Remember Pearl Harbor
Hitler and Hell: American War Songs 1933-1947

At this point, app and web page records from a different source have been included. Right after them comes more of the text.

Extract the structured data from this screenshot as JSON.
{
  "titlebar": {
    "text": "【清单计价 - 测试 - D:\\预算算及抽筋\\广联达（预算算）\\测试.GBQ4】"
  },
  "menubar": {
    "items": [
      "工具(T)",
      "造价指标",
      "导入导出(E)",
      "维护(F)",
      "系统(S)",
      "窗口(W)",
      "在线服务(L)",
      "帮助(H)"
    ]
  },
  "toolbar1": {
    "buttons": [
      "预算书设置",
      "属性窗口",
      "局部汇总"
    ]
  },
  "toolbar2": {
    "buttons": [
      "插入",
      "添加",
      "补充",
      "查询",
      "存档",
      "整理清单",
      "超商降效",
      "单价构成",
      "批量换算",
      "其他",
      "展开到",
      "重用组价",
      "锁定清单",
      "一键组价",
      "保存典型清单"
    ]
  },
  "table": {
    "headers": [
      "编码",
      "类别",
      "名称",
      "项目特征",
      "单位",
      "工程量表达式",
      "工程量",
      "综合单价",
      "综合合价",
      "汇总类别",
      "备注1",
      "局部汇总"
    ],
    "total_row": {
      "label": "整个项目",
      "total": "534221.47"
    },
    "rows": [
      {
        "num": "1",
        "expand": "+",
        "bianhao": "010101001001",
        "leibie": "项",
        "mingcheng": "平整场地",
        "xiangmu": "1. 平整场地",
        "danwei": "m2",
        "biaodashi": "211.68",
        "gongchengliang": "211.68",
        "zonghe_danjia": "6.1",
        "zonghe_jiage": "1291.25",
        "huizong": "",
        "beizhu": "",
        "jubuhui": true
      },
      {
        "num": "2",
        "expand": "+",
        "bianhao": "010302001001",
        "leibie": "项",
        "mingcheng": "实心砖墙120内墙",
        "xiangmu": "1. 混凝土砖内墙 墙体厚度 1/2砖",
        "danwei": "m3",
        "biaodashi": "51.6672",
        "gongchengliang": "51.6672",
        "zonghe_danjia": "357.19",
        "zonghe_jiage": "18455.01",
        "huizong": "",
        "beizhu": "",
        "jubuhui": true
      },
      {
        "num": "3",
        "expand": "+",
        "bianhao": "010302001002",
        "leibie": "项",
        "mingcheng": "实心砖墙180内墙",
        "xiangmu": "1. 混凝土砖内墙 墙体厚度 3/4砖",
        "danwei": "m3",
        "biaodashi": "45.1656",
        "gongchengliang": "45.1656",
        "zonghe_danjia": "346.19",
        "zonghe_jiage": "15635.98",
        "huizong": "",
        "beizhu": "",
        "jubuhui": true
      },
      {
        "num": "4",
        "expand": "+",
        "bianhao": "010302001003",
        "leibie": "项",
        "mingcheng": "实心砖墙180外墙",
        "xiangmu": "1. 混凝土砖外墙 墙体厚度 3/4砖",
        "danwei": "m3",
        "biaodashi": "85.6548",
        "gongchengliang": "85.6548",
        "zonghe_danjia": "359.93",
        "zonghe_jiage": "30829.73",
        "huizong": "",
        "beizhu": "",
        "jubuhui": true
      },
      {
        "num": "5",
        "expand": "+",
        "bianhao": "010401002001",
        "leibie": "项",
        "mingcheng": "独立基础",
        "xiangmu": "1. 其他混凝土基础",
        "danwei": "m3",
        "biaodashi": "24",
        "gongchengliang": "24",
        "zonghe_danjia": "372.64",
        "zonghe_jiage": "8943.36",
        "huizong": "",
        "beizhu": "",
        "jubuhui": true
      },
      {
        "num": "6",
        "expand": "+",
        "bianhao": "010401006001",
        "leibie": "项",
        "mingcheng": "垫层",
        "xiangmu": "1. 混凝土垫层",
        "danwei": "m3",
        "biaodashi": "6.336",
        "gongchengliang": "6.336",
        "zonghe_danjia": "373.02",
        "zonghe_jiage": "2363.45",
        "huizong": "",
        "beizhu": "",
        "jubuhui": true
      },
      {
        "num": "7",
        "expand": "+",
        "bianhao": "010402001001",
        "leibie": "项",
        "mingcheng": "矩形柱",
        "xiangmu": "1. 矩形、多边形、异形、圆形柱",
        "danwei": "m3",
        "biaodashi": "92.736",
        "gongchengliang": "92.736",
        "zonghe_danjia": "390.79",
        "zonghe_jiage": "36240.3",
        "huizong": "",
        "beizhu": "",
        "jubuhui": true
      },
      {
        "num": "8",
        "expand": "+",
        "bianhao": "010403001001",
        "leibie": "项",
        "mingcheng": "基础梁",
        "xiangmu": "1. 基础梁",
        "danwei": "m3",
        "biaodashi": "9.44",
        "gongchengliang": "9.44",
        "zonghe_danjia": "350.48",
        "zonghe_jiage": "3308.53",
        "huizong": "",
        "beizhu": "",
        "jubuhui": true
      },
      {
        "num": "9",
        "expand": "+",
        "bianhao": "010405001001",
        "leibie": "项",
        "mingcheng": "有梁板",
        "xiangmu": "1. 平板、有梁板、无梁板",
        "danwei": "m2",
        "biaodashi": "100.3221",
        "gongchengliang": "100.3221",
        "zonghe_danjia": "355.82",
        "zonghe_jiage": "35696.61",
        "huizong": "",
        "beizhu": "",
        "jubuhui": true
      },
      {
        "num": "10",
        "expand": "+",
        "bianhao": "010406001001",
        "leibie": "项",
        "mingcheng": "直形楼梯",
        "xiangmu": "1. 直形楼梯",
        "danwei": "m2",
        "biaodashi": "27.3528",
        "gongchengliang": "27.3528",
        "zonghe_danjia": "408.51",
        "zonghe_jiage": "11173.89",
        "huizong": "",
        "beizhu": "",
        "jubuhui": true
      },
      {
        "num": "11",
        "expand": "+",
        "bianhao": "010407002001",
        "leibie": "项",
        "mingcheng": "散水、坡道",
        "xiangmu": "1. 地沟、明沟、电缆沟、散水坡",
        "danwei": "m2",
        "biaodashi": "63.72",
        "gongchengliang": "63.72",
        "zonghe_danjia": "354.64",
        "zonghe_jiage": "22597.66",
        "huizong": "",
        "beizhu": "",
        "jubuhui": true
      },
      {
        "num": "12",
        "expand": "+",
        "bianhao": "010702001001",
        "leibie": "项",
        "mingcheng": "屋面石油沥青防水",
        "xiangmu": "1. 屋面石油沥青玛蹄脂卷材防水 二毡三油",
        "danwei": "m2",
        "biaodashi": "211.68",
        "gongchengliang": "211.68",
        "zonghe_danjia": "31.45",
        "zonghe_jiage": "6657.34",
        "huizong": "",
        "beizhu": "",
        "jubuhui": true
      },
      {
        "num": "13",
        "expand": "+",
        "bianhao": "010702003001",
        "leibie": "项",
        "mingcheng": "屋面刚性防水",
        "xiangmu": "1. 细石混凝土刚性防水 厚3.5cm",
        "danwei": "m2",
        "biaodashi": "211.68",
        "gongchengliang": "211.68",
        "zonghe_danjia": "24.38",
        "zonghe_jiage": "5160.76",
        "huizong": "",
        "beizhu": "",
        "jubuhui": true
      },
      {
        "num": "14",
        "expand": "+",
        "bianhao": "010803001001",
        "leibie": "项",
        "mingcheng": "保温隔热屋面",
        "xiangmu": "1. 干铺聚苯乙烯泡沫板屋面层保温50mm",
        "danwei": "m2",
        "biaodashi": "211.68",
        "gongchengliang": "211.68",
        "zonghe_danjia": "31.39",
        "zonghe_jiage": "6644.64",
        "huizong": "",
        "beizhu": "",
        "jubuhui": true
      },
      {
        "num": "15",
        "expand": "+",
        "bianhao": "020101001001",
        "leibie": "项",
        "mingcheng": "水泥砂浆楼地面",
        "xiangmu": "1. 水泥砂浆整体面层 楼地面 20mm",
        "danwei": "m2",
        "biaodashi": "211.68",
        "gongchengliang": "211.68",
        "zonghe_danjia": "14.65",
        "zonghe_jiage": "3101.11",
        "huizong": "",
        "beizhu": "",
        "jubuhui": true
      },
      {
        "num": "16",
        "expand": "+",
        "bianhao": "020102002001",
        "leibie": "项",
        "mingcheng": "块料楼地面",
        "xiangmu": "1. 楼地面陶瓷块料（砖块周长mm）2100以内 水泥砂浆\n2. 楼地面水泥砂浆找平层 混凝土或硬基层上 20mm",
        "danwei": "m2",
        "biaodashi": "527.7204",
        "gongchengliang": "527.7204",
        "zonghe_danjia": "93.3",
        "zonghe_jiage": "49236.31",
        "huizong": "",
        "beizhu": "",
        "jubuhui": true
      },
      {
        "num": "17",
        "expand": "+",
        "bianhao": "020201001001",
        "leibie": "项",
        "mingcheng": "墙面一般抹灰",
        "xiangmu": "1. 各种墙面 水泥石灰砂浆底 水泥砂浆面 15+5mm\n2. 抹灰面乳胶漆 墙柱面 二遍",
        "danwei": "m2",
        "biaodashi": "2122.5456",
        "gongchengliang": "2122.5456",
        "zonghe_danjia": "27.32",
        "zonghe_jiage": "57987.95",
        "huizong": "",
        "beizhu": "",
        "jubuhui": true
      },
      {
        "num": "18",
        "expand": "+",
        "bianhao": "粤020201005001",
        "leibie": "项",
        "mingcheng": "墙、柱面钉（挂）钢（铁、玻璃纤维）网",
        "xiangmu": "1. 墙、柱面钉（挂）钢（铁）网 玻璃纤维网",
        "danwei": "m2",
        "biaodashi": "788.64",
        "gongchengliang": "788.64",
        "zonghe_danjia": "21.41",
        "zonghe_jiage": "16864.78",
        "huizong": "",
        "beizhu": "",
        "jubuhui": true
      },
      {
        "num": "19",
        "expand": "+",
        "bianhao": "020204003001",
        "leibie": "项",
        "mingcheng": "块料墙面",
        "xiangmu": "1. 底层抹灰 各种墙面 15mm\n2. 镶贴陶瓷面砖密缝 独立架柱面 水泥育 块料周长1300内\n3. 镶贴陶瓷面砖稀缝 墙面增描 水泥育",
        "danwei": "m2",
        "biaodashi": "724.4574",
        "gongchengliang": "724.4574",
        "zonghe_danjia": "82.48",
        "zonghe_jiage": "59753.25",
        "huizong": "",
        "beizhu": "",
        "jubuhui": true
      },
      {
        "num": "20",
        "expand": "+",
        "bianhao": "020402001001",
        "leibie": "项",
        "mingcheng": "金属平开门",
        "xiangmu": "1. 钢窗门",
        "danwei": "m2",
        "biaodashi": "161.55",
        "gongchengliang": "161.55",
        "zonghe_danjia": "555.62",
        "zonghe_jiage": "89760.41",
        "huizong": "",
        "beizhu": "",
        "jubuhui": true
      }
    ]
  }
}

As we brace ourselves for “a new kind of war” and whatever lifestyle changes that may entail, Americans may want to look to the past for examples of how to keep our spirits high and the home fires burning bright. The patriotic war song pretty much died a lonely death during the Vietnam War — with Tony Orlando & Dawn’s “Tie a Yellow Ribbon” the last gasp of this old-fashioned genre. During WWII, though, propaganda songs were perfected to a “T,” and numerous fascinating examples can be found on reissue collections such as these. Many are just feel-good anthems, like “Praise the Lord and Pass the Ammunition,” or simpleminded knockoffs like Bing Crosby’s “Buy Buy Buy War Bonds.” Other songs actually chronicle their times — the darkness as well as the light. The historical gem on the Pearl Harbor collection is Horace Heidt’s “There Ain’t Gonna Be No War,” which perfectly captures the smug isolationism of Americans: “We’re gonna have peace and quiet/ and if they start a riot/ we’ll sit right back and keep score./ The only place you’ll go marching to/ will be the corner grocery store….” Hitler and Hell, a German import, zeros in on political themes, and is jam-packed with incredible material from the worlds of big band, blues, and country. The title track is a preach-and-shout gospel tune that likens Hitler to the devil; also included are classics such as “Stalin Wasn’t Stallin’,” sung in praise of our noble Russian allies, and Texas Jim Robertson’s strident “Last Page of Mein Kampf” (we write it, not the Nazis). Racism also played a huge role in wartime propaganda, as heard on the catchy-but-creepy “Goodbye Mama, I’m off to Yokohama,” where a gleeful bomber pilot declares: “A million fighting sons of Uncle Sam, if you please/ will soon have all those Japs right down on their Japan knees.” So far so good this century with the absence of kill-the-ragheads power ballads, but collections like these may come in handy when we want to remind ourselves how easily emotions can be manipulated by patriotism and art.